It was hardly unusual, in itself, but this pain was particularly bad, and she knew immediately that it was due to the fact that whatever was causing it was still a problem. Of course, narrowing that down any further was going to take a little more work: there was pain in her abdomen, pain in her ribcage, pain in her arm, and definitely pain in her left knee, too.

She tried to crack her eyes open, but only one responded—something was keeping the other one shut. She was met at first with only white, and realized then that she had to be laying, front side down but her head turned to the side, in snow. Why she’d decided to take a nap outside was slower in coming to her, but with a few moments of start-and-stop thought, she was able to piece together what the hell had happened, or enough of it to realize that she needed to get up, anyway.
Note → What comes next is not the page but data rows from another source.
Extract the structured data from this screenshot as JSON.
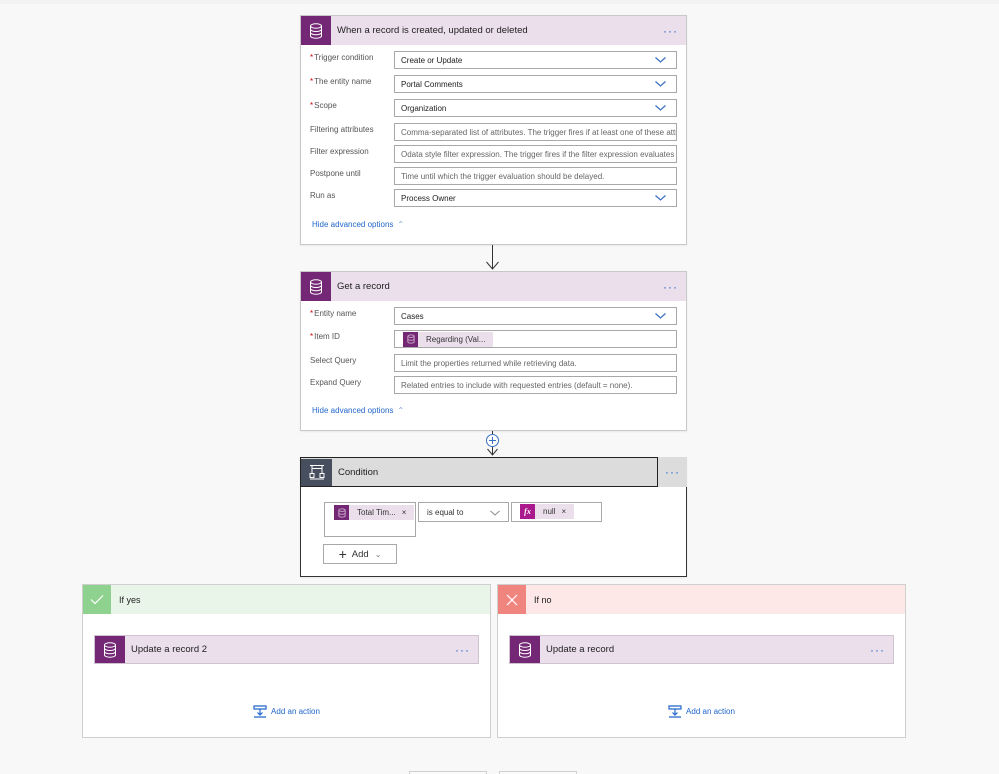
{
  "trigger": {
    "title": "When a record is created, updated or deleted",
    "icon": "database-icon",
    "more": "···",
    "fields": [
      {
        "label": "Trigger condition",
        "required": true,
        "value": "Create or Update",
        "type": "dropdown"
      },
      {
        "label": "The entity name",
        "required": true,
        "value": "Portal Comments",
        "type": "dropdown"
      },
      {
        "label": "Scope",
        "required": true,
        "value": "Organization",
        "type": "dropdown"
      },
      {
        "label": "Filtering attributes",
        "required": false,
        "placeholder": "Comma-separated list of attributes. The trigger fires if at least one of these attr",
        "type": "text"
      },
      {
        "label": "Filter expression",
        "required": false,
        "placeholder": "Odata style filter expression. The trigger fires if the filter expression evaluates tc",
        "type": "text"
      },
      {
        "label": "Postpone until",
        "required": false,
        "placeholder": "Time until which the trigger evaluation should be delayed.",
        "type": "text"
      },
      {
        "label": "Run as",
        "required": false,
        "value": "Process Owner",
        "type": "dropdown"
      }
    ],
    "advanced_link": "Hide advanced options"
  },
  "get_record": {
    "title": "Get a record",
    "icon": "database-icon",
    "more": "···",
    "fields": [
      {
        "label": "Entity name",
        "required": true,
        "value": "Cases",
        "type": "dropdown"
      },
      {
        "label": "Item ID",
        "required": true,
        "token": "Regarding (Val...",
        "type": "token"
      },
      {
        "label": "Select Query",
        "required": false,
        "placeholder": "Limit the properties returned while retrieving data.",
        "type": "text"
      },
      {
        "label": "Expand Query",
        "required": false,
        "placeholder": "Related entries to include with requested entries (default = none).",
        "type": "text"
      }
    ],
    "advanced_link": "Hide advanced options"
  },
  "condition": {
    "title": "Condition",
    "icon": "condition-icon",
    "more": "···",
    "left_token": "Total Tim...",
    "operator": "is equal to",
    "right_token": "null",
    "right_token_icon": "fx-icon",
    "add_label": "Add"
  },
  "branches": {
    "yes": {
      "title": "If yes",
      "action": "Update a record 2",
      "add_action": "Add an action",
      "color": "#8fd18f",
      "bg": "#e9f5e9"
    },
    "no": {
      "title": "If no",
      "action": "Update a record",
      "add_action": "Add an action",
      "color": "#f0857f",
      "bg": "#fde7e7"
    }
  },
  "colors": {
    "accent_purple": "#742774",
    "header_purple_bg": "#ebdfeb",
    "link_blue": "#2266cc",
    "condition_icon": "#474e5d"
  }
}
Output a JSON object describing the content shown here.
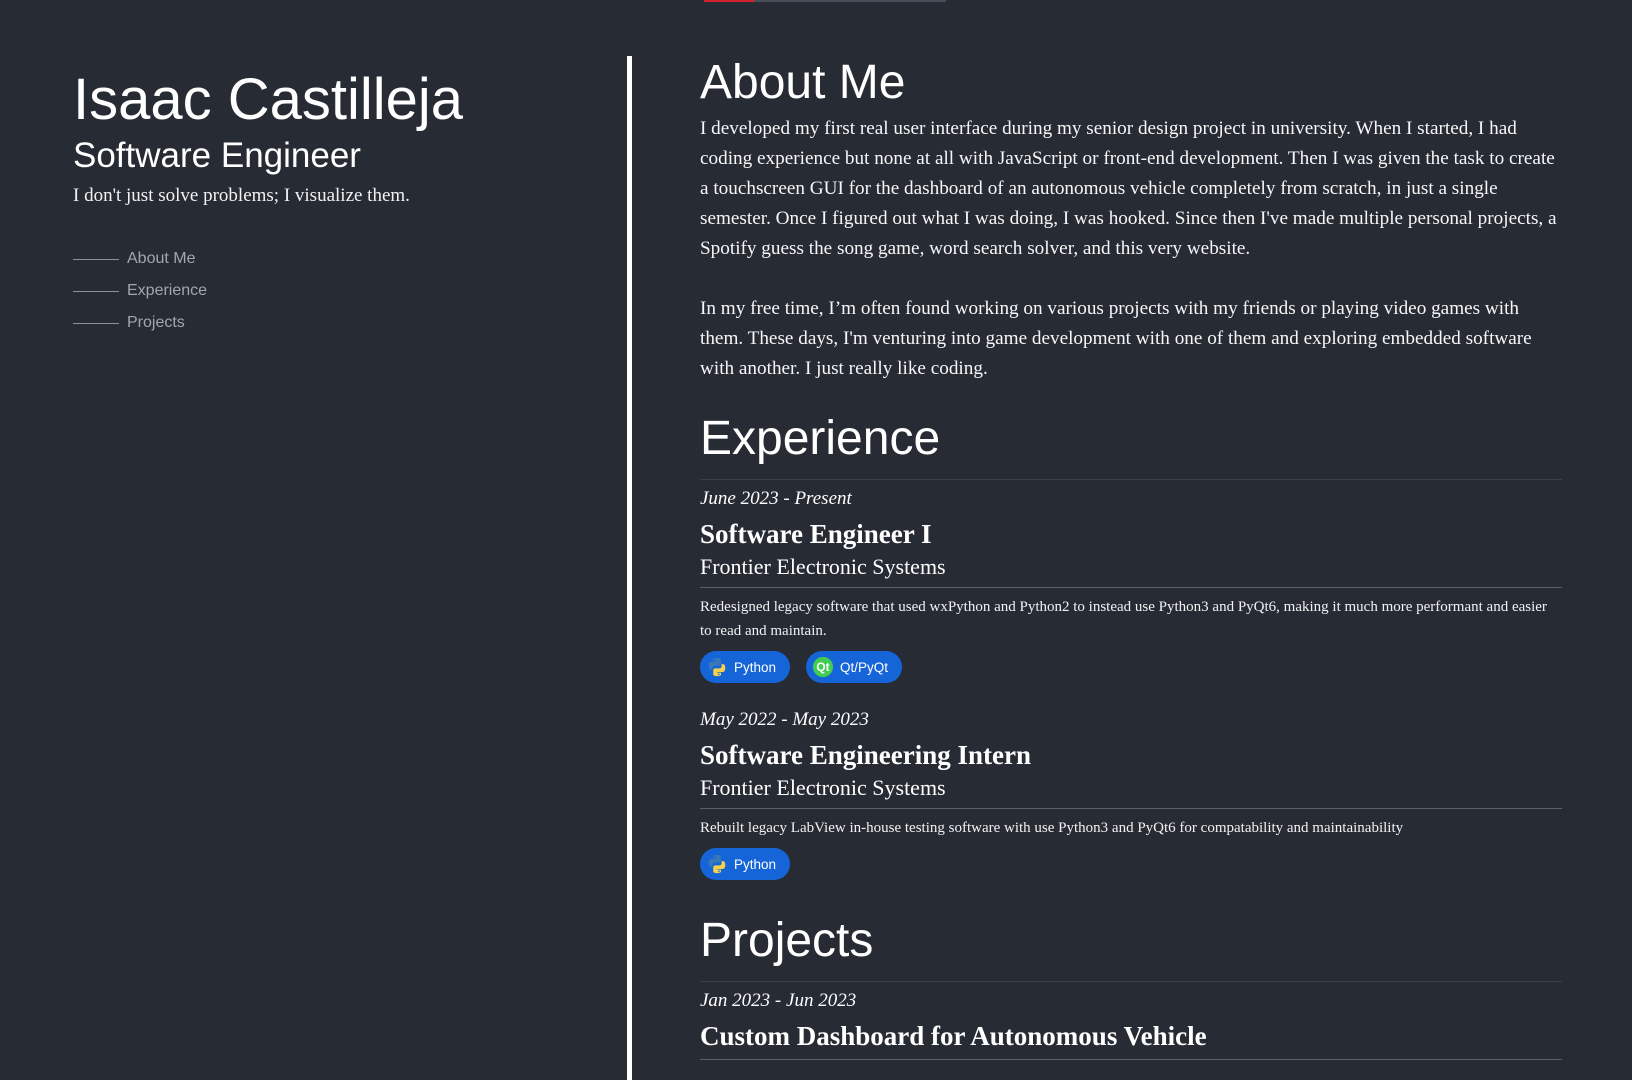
{
  "profile": {
    "name": "Isaac Castilleja",
    "role": "Software Engineer",
    "tagline": "I don't just solve problems; I visualize them."
  },
  "nav": {
    "items": [
      {
        "label": "About Me"
      },
      {
        "label": "Experience"
      },
      {
        "label": "Projects"
      }
    ]
  },
  "about": {
    "title": "About Me",
    "paragraphs": [
      "I developed my first real user interface during my senior design project in university. When I started, I had coding experience but none at all with JavaScript or front-end development. Then I was given the task to create a touchscreen GUI for the dashboard of an autonomous vehicle completely from scratch, in just a single semester. Once I figured out what I was doing, I was hooked. Since then I've made multiple personal projects, a Spotify guess the song game, word search solver, and this very website.",
      "In my free time, I’m often found working on various projects with my friends or playing video games with them. These days, I'm venturing into game development with one of them and exploring embedded software with another. I just really like coding."
    ]
  },
  "experience": {
    "title": "Experience",
    "jobs": [
      {
        "date": "June 2023 - Present",
        "title": "Software Engineer I",
        "company": "Frontier Electronic Systems",
        "description": "Redesigned legacy software that used wxPython and Python2 to instead use Python3 and PyQt6, making it much more performant and easier to read and maintain.",
        "badges": [
          {
            "label": "Python",
            "icon": "python-icon"
          },
          {
            "label": "Qt/PyQt",
            "icon": "qt-icon"
          }
        ]
      },
      {
        "date": "May 2022 - May 2023",
        "title": "Software Engineering Intern",
        "company": "Frontier Electronic Systems",
        "description": "Rebuilt legacy LabView in-house testing software with use Python3 and PyQt6 for compatability and maintainability",
        "badges": [
          {
            "label": "Python",
            "icon": "python-icon"
          }
        ]
      }
    ]
  },
  "projects": {
    "title": "Projects",
    "items": [
      {
        "date": "Jan 2023 - Jun 2023",
        "title": "Custom Dashboard for Autonomous Vehicle"
      }
    ]
  },
  "colors": {
    "background": "#272b34",
    "badge": "#1565d8",
    "accent": "#d4202f"
  }
}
But before she could do that, she needed to understand exactly what she was working with. With a groan, she got her not-in-pain arm underneath her and used it to roll herself over onto her back, dislodging quite a bit more snow in the process. Her eye met a natural cavernous ceiling, on the low side but definitely taller than she was standing up. More importantly, the effort of moving herself differentiated some of the pains: the one in her lower abdomen was on the left, and from the way it pulled, it was a stab or slash wound of some kind. Probably a stab—the pain radiated from a small area. The pain in her upper torso, however, was definitely a broken rib, snapped cleanly off and now sort of floating free of the rest of the ribcage. Not too far off, though; thankfully it had not punctured her lung, or she might be dead already.

Her arm felt heavily bruised, but not broken—she could still move her fingers, which was a good sign. Raising her head to glance down at her legs, she found that one of them was in perfectly good working order. The other didn’t respond to her attempts to move it, but she was pretty sure from the angle that it was dis